Fleeing Paris Accords Makes Scientific Sense

Fleeing Paris Accords Makes Scientific Sense
Ralf Hirschberger/dpa via AP
Story Stream
recent articles

President Trump’s announcement of the United States’ withdrawal from the Paris Accord climate agreement is a bombshell news story. His declaration has met with widespread condemnation in the press and scientific outlets. These critics raise some good points.

Piecing together a broad international agreement that extracts concessions from hundreds of nations is a Herculean effort. There’s no guarantee that if this accord falls apart a future agreement could be reached again—if it should be deemed necessary. If human activity is truly borne out as a great threat to society and the current climatic cycles of our planet, we may lose crucial time in combatting it. If we are bought into the slippery stock of international good will, this decision will not earn us dividends.

Still, there are scientifically valid arguments for fleeing Paris.

The IPCC paints a gripping watercolor of Earth's future. Oceans rise to swallow up coastal cities and submerge low-lying islands. Imagine New York City becoming an archipelago! (Perhaps the media would be less concerned if parts of, say, Kansas or Idaho were to return to the sea.) However, these predictions come from climate models that extrapolate a century or more into the future. In 2016, a broad study showed that our climate forecast models did a poor job of predicting just one decade of sea level change!

Another pillar of the Paris Accord is its reliance on predictions of global temperatures over the next century. Surprisingly, climate models aren't so hot at predicting global average temperatures either. Even the advocates of climate science, publishing in the most respected scientific journal in existence, will admit that they utterly failed to predict just the past 20 years. Over that period there was five times less warming than predicted. The actual temperature increase over that period in fact rounds to zero degrees.

Failed climate predictions litter the troposphere, as I have detailed before here at RealClearScience. Sea ice at the arctic pole keeps calm and floats on. Claims of horrific hurricane seasons have been widely debunked. The burning of climate heretics at the stake has not stopped all dissent.

I am not an expert on climate science. But when I see models that fail so badly in their predictions, it triggers my basic trained instincts as a scientist. Something is wrong. We need to stop, calm down, and think.

The actions called for in the Paris Agreement are founded upon the predictions of models that have a poor track record of success. That’s not a failure of scientists or computers. Earth’s climate is so incomprehensibly complex and hard to fully understand that no computer ever built could model even a trillionth of its vastness and detail. You’ve heard of the ‘butterfly effect.’ This is its most grand expression. No empirical model could successfully predict the climate in more than weak detail for an extended period before succumbing to chaos.

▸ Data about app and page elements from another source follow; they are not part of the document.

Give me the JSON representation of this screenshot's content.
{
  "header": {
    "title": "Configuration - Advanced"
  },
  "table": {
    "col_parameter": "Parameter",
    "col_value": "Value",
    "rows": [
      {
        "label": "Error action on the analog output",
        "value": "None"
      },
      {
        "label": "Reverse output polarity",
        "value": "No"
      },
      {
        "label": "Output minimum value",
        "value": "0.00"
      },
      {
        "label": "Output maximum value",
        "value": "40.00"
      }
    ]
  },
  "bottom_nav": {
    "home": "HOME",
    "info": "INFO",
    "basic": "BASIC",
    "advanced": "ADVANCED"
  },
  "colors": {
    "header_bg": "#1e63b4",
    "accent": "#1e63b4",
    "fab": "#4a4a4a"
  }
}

Yet, we are planning our future based on the these terribly oversold predictions. We might not fare much better trusting the divining of Miss Cleo.

Finally, the issue of climate science brings us to a moral question. How can we balance the predicted possible good of our civilization 100 years from today with the economic livelihood and prosperity of our economy tomorrow and every year up to that time? How can we fairly devise such a massive regulatory scheme on billions of souls? I don’t pretend to know the answer. But I think it’s very clear that there are two moral and ethical viewpoints at odds here. Science doesn’t rule and dictate the realm of morals, economics, and livelihood. Regardless of who is right, both sides have a point, and we ought to respect that. Scientists can build models and test predictions, but we shouldn’t be in the business of telling the public how to live their lives. (The public isn't stupid. They don't like this either.) That should be decided by the will of the people, expressed through elections. "Elections have consequences," someone said bluntly.

There are some good scientific arguments for US participation in the Paris Agreements. However, there are legitimate scientific, ethical, and even moral arguments against it as well. The science isn’t strong enough, and its rule does not extend so far into the realm of our daily lives and ethical values. Our withdrawal is, emphatically, not the end of the world. Literally.

Related Articles